• [Exercise directions]
Among the records below, find the lines that contain "ALTER" and copy each of them.

-- Exercise data follows --

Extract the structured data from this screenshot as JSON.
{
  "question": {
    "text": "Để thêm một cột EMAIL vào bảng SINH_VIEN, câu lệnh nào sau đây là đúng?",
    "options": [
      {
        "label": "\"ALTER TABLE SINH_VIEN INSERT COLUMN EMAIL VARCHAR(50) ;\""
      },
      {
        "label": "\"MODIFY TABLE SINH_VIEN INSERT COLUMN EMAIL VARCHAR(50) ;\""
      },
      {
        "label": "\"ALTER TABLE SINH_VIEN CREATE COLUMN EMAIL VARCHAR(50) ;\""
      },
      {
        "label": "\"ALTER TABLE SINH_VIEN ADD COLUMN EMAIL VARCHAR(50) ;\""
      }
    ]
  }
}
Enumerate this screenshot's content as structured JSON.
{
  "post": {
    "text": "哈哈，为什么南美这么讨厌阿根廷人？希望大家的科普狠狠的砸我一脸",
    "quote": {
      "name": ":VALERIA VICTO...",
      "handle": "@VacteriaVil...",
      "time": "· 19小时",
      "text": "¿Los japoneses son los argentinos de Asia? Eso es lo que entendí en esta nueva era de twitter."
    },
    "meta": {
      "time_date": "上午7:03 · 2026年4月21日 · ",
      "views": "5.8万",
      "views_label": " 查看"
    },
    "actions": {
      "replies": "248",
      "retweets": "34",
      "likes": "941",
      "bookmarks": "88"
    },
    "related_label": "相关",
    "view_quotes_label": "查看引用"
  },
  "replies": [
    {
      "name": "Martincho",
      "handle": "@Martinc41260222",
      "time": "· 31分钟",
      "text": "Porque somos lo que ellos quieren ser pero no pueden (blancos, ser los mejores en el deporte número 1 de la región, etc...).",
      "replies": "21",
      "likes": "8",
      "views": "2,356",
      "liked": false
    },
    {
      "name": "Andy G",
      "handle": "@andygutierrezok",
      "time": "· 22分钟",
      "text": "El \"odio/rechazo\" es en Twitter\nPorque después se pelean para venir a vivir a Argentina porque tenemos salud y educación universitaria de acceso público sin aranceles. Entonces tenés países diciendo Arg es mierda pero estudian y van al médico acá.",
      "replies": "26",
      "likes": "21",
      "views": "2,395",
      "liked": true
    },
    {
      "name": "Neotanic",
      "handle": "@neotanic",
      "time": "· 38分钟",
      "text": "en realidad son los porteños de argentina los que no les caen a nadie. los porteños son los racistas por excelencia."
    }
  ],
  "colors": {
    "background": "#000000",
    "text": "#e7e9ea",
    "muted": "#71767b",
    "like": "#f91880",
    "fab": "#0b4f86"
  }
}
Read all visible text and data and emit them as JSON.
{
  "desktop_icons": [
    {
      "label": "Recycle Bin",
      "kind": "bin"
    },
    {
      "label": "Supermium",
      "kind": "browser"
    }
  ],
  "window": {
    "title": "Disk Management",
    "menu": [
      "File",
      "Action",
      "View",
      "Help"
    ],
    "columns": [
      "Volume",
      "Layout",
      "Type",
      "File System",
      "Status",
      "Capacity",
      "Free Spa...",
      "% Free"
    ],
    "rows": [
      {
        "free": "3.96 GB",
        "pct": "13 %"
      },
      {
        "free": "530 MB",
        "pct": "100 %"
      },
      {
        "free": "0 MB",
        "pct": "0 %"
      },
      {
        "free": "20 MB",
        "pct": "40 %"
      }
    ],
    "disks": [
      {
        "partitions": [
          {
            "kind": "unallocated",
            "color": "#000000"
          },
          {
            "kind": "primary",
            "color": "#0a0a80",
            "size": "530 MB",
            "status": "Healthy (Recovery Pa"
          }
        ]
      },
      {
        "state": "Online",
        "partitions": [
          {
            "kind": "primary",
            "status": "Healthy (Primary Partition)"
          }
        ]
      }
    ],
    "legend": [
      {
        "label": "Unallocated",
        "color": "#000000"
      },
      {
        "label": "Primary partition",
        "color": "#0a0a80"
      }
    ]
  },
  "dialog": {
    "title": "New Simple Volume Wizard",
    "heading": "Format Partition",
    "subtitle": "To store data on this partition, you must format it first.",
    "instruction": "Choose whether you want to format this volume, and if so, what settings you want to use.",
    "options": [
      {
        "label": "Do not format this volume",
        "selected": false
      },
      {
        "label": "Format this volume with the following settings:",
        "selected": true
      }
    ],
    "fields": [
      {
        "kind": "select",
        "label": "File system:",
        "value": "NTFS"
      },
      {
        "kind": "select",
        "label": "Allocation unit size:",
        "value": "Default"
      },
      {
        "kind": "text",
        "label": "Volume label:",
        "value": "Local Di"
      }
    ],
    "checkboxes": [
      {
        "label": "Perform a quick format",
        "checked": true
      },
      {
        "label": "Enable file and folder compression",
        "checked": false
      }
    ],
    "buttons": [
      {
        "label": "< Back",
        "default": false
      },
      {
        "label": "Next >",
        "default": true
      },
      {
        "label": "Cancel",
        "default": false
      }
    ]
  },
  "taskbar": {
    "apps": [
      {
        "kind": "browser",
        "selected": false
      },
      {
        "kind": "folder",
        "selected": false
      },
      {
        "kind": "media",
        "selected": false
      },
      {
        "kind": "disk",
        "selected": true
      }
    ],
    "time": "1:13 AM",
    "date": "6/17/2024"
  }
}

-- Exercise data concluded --

• [Worked solution]
        "label": "\"ALTER TABLE SINH_VIEN INSERT COLUMN EMAIL VARCHAR(50) ;\""
        "label": "\"ALTER TABLE SINH_VIEN CREATE COLUMN EMAIL VARCHAR(50) ;\""
        "label": "\"ALTER TABLE SINH_VIEN ADD COLUMN EMAIL VARCHAR(50) ;\""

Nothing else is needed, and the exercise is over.